How they work

Tasers, which provide incapacitating 50,000-volt electrical shocks, have been controversial because people, including several in the Akron area, have died after being shocked by authorities. Amnesty International has estimated that more than 291 people have died from Tasers in the U.S. since June 2001.

And critics have argued that the weapon should be banned.

Taser has been selling the weapon to the public since its inception, including through retailer Sharper Image at one point in the 1990s. But consumer sales never took off and the company focused on law enforcement instead, Tuttle said.

Now the company is attempting to move back into the mainstream market.

"Fear is a very powerful marketing appeal," Lewison said.

However, he questioned how well the Taser would sell at a department store. Instead, it likely would do well at Kmart or Wal-Mart, he said.

Since the C2 Taser was introduced in July 2007, 31,600 have been sold. Ohio is one of the top five states for Taser sales, Tuttle said. The C2 Taser being sold at TravelCenters, sporting goods stores and on the company Web site for $349.95 differs from the law enforcement version. That main difference involves range, which is limited to 15 feet for the consumer.

The range is shorter because the company wanted the weapon to be "defensive in nature," Tuttle said.

The Taser also won't work when taken out of the box. The customer first must obtain a special code by undergoing a criminal background check and providing personal information to the company, he said. Whenever it is used, it also sprays coded confetti that allows law enforcement to identify the weapon.

"We want to know who you are," Tuttle said. "We want to make sure the good guys have this."

Mixed feelings

Paul Hlynsky, president of the Akron lodge of the Fraternal Order of Police, said he has mixed emotions about more people owning Tasers. "We respect the right of citizens to try to defend themselves," he said. "But our officers are very well trained on Tasers. Certainly it's a concern that people will get hurt and will hurt other people."


Excited-Delirium.com said...

I posted a "review" of the civilian taser on my blog, Excited-Delirium.com.

The primary point is that the taser in the hands of a civilian for purposes of self defense is obviously a stupid idea.

1) What if there are two attackers?
2) How far can you run in under 30 seconds?

Another point, if personal tasers become common then the muggers will simply put a layer of tin foil under their clothes to short-out the taser's darts. The weapon costs about $400, the counter measures cost $1.

And when it goes badly (as it will in many cases, even without tin foil shirts), the mugging will probably turn into a murder.

It's such a poorly thought-out concept that one really needs to question the mental capacity of the people that thought it up.

Excited-Delirium.com said...


Riki Bagnell said...

Putting tasers in front of soccer Moms...yes, and those tasers will be in the hands of thugs and muggers. Very soon, everyone will be at risk of being tasered with these tortuous devices, now that they are readily available to the general public. This company has to be reined in. They are going berserk in their quest for cold, hard cash.

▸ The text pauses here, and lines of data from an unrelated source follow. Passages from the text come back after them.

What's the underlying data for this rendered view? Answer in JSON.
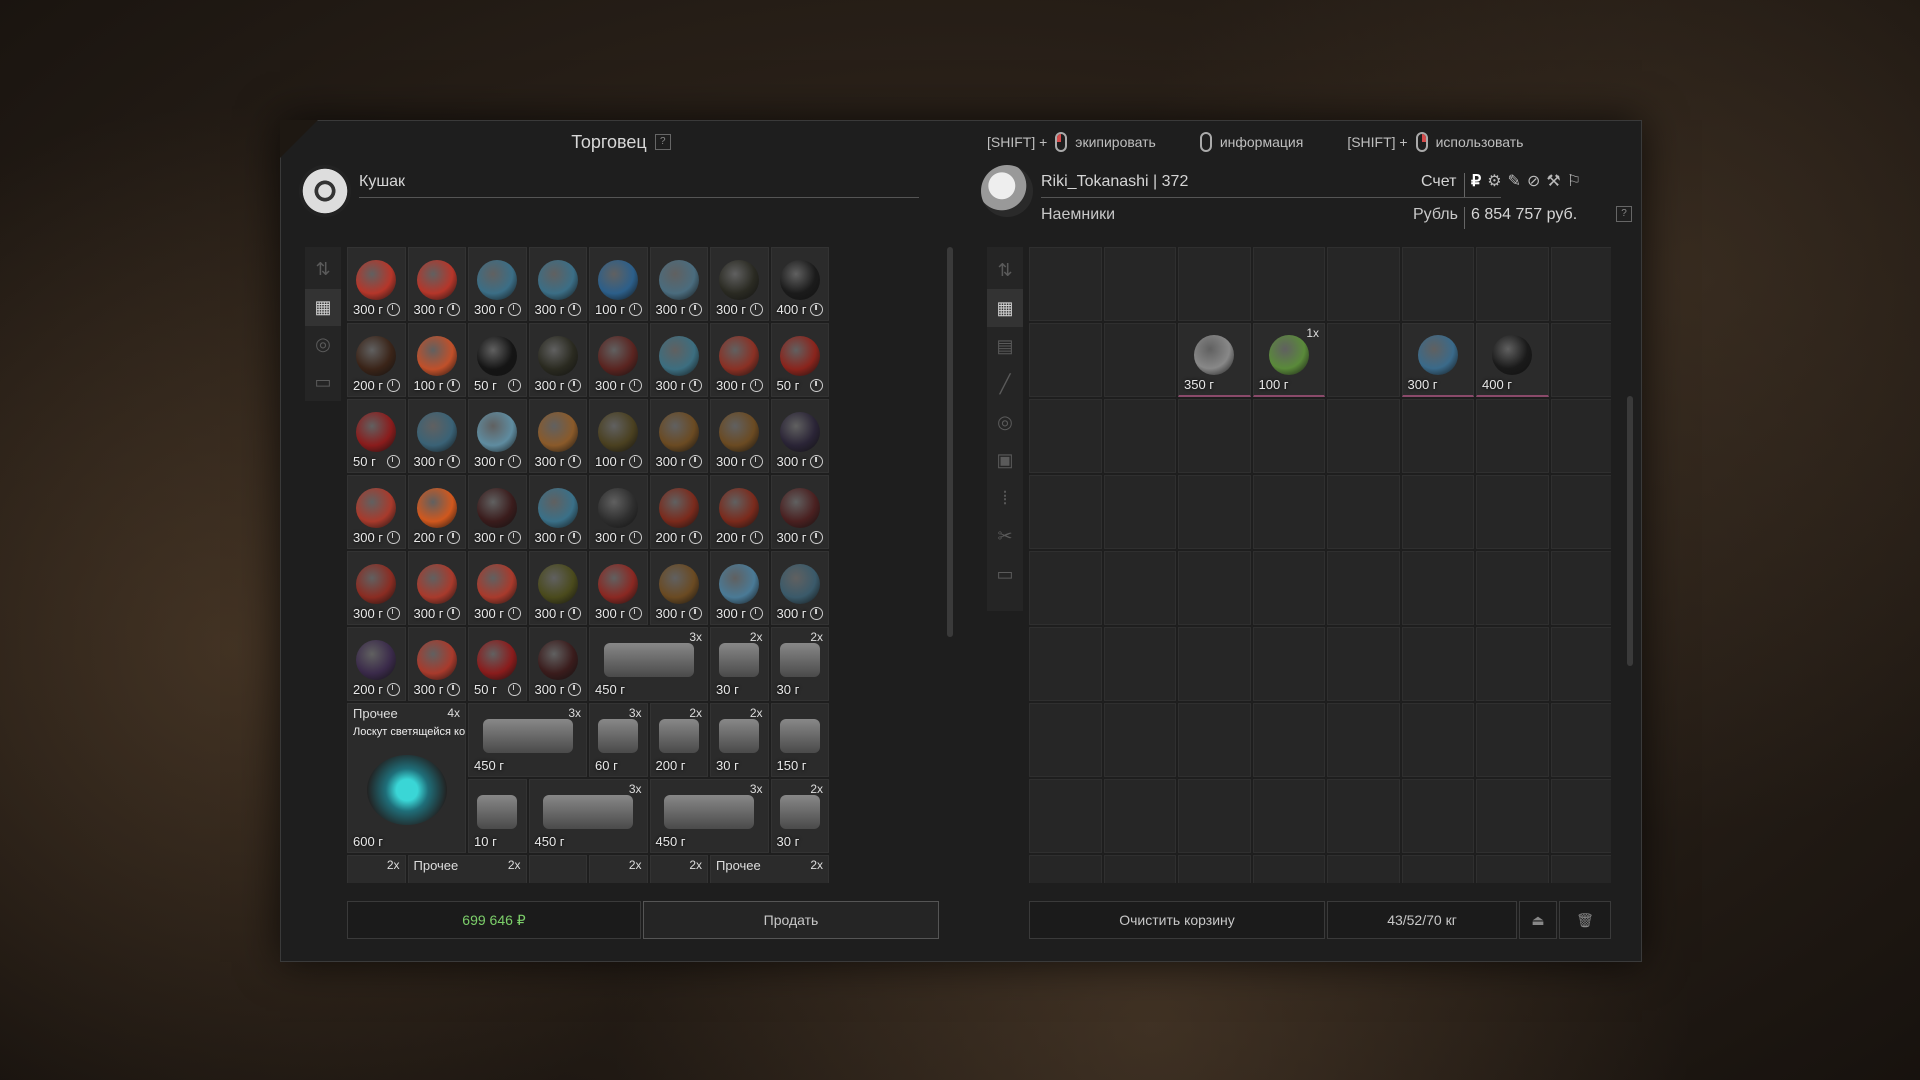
{
  "trader_pane": {
    "title": "Торговец",
    "help": "?",
    "trader_name": "Кушак"
  },
  "hints": [
    {
      "prefix": "[SHIFT] +",
      "mouse": "l",
      "label": "экипировать"
    },
    {
      "prefix": "",
      "mouse": "n",
      "label": "информация"
    },
    {
      "prefix": "[SHIFT] +",
      "mouse": "r",
      "label": "использовать"
    }
  ],
  "player": {
    "name": "Riki_Tokanashi | 372",
    "faction": "Наемники",
    "account_label": "Счет",
    "currency_label": "Рубль",
    "balance": "6 854 757 руб.",
    "currency_icons": [
      "₽",
      "⚙",
      "✎",
      "⊘",
      "⚒",
      "⚐"
    ]
  },
  "colors": {
    "money": "#7ccf6a",
    "accent_red": "#d44b4b"
  },
  "trader_items": [
    {
      "price": "300 г",
      "color": "#b5362a"
    },
    {
      "price": "300 г",
      "color": "#b5362a"
    },
    {
      "price": "300 г",
      "color": "#3b6e86"
    },
    {
      "price": "300 г",
      "color": "#3b6e86"
    },
    {
      "price": "100 г",
      "color": "#2c5f8a"
    },
    {
      "price": "300 г",
      "color": "#4a6c7e"
    },
    {
      "price": "300 г",
      "color": "#2a2a22"
    },
    {
      "price": "400 г",
      "color": "#1b1b1b"
    },
    {
      "price": "200 г",
      "color": "#3a2418"
    },
    {
      "price": "100 г",
      "color": "#c0502a"
    },
    {
      "price": "50 г",
      "color": "#151515"
    },
    {
      "price": "300 г",
      "color": "#2a2a20"
    },
    {
      "price": "300 г",
      "color": "#5a2420"
    },
    {
      "price": "300 г",
      "color": "#3c6e80"
    },
    {
      "price": "300 г",
      "color": "#8a3024"
    },
    {
      "price": "50 г",
      "color": "#8a241c"
    },
    {
      "price": "50 г",
      "color": "#8a1c1c"
    },
    {
      "price": "300 г",
      "color": "#3a6276"
    },
    {
      "price": "300 г",
      "color": "#5f8ca0"
    },
    {
      "price": "300 г",
      "color": "#8a5a2a"
    },
    {
      "price": "100 г",
      "color": "#4a4020"
    },
    {
      "price": "300 г",
      "color": "#6a4a22"
    },
    {
      "price": "300 г",
      "color": "#6a4a22"
    },
    {
      "price": "300 г",
      "color": "#2a2436"
    },
    {
      "price": "300 г",
      "color": "#a83a2c"
    },
    {
      "price": "200 г",
      "color": "#d0581e"
    },
    {
      "price": "300 г",
      "color": "#3a1c1c"
    },
    {
      "price": "300 г",
      "color": "#3a7088"
    },
    {
      "price": "300 г",
      "color": "#2e2e2e"
    },
    {
      "price": "200 г",
      "color": "#7a2a1c"
    },
    {
      "price": "200 г",
      "color": "#7a2a1c"
    },
    {
      "price": "300 г",
      "color": "#4a2020"
    },
    {
      "price": "300 г",
      "color": "#8a2c22"
    },
    {
      "price": "300 г",
      "color": "#a83a2c"
    },
    {
      "price": "300 г",
      "color": "#a83a2c"
    },
    {
      "price": "300 г",
      "color": "#4a4a1c"
    },
    {
      "price": "300 г",
      "color": "#8a2822"
    },
    {
      "price": "300 г",
      "color": "#6a4a22"
    },
    {
      "price": "300 г",
      "color": "#4a7a96"
    },
    {
      "price": "300 г",
      "color": "#3a5a6a"
    },
    {
      "price": "200 г",
      "color": "#3a2a4a"
    },
    {
      "price": "300 г",
      "color": "#a83a2c"
    },
    {
      "price": "50 г",
      "color": "#8a1c1c"
    },
    {
      "price": "300 г",
      "color": "#3a1c1c"
    }
  ],
  "trader_misc": {
    "row6_right": [
      {
        "price": "450 г",
        "qty": "3x"
      },
      {
        "price": "30 г",
        "qty": "2x"
      },
      {
        "price": "30 г",
        "qty": "2x"
      }
    ],
    "big_item": {
      "category": "Прочее",
      "qty": "4x",
      "name": "Лоскут светящейся кож...",
      "price": "600 г"
    },
    "row7": [
      {
        "price": "450 г",
        "qty": "3x"
      },
      {
        "price": "60 г",
        "qty": "3x"
      },
      {
        "price": "200 г",
        "qty": "2x"
      },
      {
        "price": "30 г",
        "qty": "2x"
      },
      {
        "price": "150 г",
        "qty": ""
      }
    ],
    "row8": [
      {
        "price": "10 г",
        "qty": ""
      },
      {
        "price": "450 г",
        "qty": "3x"
      },
      {
        "price": "450 г",
        "qty": "3x"
      },
      {
        "price": "30 г",
        "qty": "2x"
      }
    ],
    "row9": [
      {
        "label": "",
        "qty": "2x"
      },
      {
        "label": "Прочее",
        "qty": "2x"
      },
      {
        "label": "",
        "qty": ""
      },
      {
        "label": "",
        "qty": "2x"
      },
      {
        "label": "",
        "qty": "2x"
      },
      {
        "label": "Прочее",
        "qty": "2x"
      }
    ]
  },
  "cart_items": [
    {
      "price": "350 г",
      "qty": "",
      "color": "#888"
    },
    {
      "price": "100 г",
      "qty": "1x",
      "color": "#5a8a3a"
    },
    {
      "price": "300 г",
      "qty": "",
      "color": "#3a6a8a"
    },
    {
      "price": "400 г",
      "qty": "",
      "color": "#1a1a1a"
    }
  ],
  "footer": {
    "trader_money": "699 646 ₽",
    "sell": "Продать",
    "clear_cart": "Очистить корзину",
    "weight": "43/52/70 кг"
  }
}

I cannot imagine that their top customers, police and security forces are very happy with this latest. I read recently that some parents are asking for smaller tasers so that their children can carry them for protection against child predators. Whatever happened to child supervision, walking them to school, keeping a close watch on them? Soon, we will all be "dancing in the streets", to the music of the taser.....

Anonymous said...

how many people in the USA have guns, and how many children die each year because they find mom or dads gun. pretty simple, it will reduce deaths instead of having guns with 6-16 bullets in them

Excited-Delirium.com said...

So the old guns will just 'disappear' into thin air?

More likely they'll be sold on to other families (likely down-market, probably into situations with even worse storage conditions).

Your suggestion that tasers will displace guns anywhere but down the street (or into the basement) is just wishful thinking.

Perhaps Taser should offer a $100 trade-in program, and actually destroy the old guns (as opposed to wholesaling them back out onto the streets as they might be tempted to do).